Buyers are finally taking a shine to "scratch-and-dent" loans and other nonperforming residential real estate assets, with sellers at long last happy to accommodate them.
Several major banks, including Citigroup Inc., GMAC Inc. and Wells Fargo & Co. have sold portfolios of nonperforming residential loans in the past three months, according to numerous buyers and companies that facilitate loan sales.
"Banks are aggressively attacking nonperforming assets," said David Tobin, a principal at Mission Capital Advisors LLC, a New York investment bank that is one of five advisers on loan sales to the Federal Deposit Insurance Corp.
"Prices are more realistic, buyers are more comfortable and the discount that existed last year because of the liquidity crisis is gone."
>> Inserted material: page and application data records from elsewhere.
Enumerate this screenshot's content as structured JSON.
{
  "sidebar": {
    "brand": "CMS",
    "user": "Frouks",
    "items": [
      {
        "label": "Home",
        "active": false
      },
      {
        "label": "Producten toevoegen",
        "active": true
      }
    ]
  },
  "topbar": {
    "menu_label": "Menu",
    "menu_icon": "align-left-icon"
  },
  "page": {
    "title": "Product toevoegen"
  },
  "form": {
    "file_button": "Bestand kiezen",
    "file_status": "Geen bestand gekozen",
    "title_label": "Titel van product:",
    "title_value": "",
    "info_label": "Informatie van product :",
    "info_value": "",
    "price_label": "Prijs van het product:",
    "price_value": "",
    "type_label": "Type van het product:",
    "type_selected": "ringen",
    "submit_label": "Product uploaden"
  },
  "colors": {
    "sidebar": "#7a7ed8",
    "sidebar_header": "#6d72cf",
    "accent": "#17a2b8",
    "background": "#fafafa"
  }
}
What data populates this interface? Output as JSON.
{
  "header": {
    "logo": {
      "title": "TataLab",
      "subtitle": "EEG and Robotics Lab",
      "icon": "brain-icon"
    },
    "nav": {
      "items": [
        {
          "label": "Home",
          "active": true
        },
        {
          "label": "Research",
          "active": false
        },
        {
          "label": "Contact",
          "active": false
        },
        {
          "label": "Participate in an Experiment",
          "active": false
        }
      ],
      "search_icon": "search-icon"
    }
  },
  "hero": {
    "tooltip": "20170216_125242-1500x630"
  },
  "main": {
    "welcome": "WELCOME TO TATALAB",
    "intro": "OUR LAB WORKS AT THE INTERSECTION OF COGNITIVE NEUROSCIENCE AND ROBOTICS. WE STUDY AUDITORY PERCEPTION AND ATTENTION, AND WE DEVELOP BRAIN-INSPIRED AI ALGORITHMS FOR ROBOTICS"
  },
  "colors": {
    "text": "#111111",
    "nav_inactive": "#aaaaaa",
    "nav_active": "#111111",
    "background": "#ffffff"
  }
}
To be sure, the government's announcement Friday of major changes to its Home Affordable Modification Program could have an adverse effect on pricing if buyers are somehow forced to offer modifications, extended foreclosure time lines or otherwise are restricted in liquidating properties, said Derek Katz, a managing director at Mountain View Capital Group LLC, a Denver hedge fund.
Wells Fargo has no plans to sell Hamp loans. Teri Schrettenbrunner, a Wells Fargo spokeswoman, said the bank has only sold nonperforming loans that are 120 days past due and where the borrower either could not be reached or opted not to work with Wells on a loan modification.
GMAC declined to comment for this story. Citigroup did not return calls seeking comment.
Banks that have been recapitalized through the government's Troubled Asset Relief Program are selling off legacy loans with the intent of rebuilding their mortgage businesses with a cleaner slate. Though the government originally had planned to buy up illiquid assets from financial companies, banks had been loath to sell at huge discounts.
But sitting on nonperforming loans has strained banks' balance sheets, restricting lending. And many banks have put aside reserves over the past six quarters to mark down assets to prices where they could finally be cleared.
Jon Daurio, the chairman and chief executive of Kondaur Capital Corp., a Santa Ana, Calif., investment firm that buys mortgages, said banks have recognized enough income in the past year that they are now more comfortable taking haircuts on loan sales.
"They can now afford to take the capital hit," he said. "The government has taken steps to delay the true marking-to-market of loans in their inventory, and now when they sell, they can afford to take the loss."
The market for distressed loans covers a wide spectrum of mortgages, from performing loans that may have underwriting glitches and been repurchased from Fannie Mae or Freddie Mac, to loans where the borrower has defaulted. Many investors who bought assets from 2005 to 2008 got burned and were unable to sell.
The market for scratch-and-dent loans themselves is opaque because banks and other financial institutions do not want to "air their dirty laundry," Tobin said. "Nobody wants to see their underwear hanging on the clothesline."
Scott Everett, the president of Supreme Lending, a Dallas mortgage bank, said he was "stunned" when he recently sold a scratch-and-dent loan for 85 cents on the dollar — he estimated that it would have fetched 30 cents a year ago.
"It wasn't that the loan was any worse but rather that the market didn't want that type of loan," Everett said.
Prices vary depending on several characteristics, including year of origination (2007 was the worst vintage), location and borrower.
As bids for performing loans come in at 75 cents to 82 cents on the dollar, up from 55 cents to 65 cents a year ago, nonperforming first-lien assets are trading at 60 cents to 70 cents on the dollar versus as low as 35 cents to 40 cents a year ago.
"We've finally gotten to the point where sellers are getting optimal value, and the buy side has the opportunity to make strong returns," Katz said.
Some buyers have incentives beyond "buy low, sell high."
Many private-equity and hedge funds were formed last year to take part in the Public-Private Investment Program,, which was supposed to have involved the government in providing liquidity to facilitate toxic-asset sales.
And special servicers need to buy bad loans to feed their shops.
Other buyers are banks trading the toxic loans they originated to buy more recent loans.
"The loans written since 2009 have been really clean loans, so banks are cleaning up their bad debt and buying performing," Everett said.
A possible bottoming in some of the worst housing markets (Phoenix and Las Vegas, for example, but not Florida) has been bullish for sentiment.
Kingsley Greenland, the president and CEO of Debt Exchange Inc., a loan-sale advisory firm, said prices have gone up about 10% since late 2008 and "volumes are up substantially" since the first half of last year. The housing markets "are no longer in free fall," he said. "Everybody feels we're at the bottom so prices have bounced back up."
There is no guarantee that housing prices will not fall further. "When you're dealing with the resolution of an asset that could be worth less a year from now, you're obviously not going to make money on it," Daurio said. "Time is not necessarily on our side."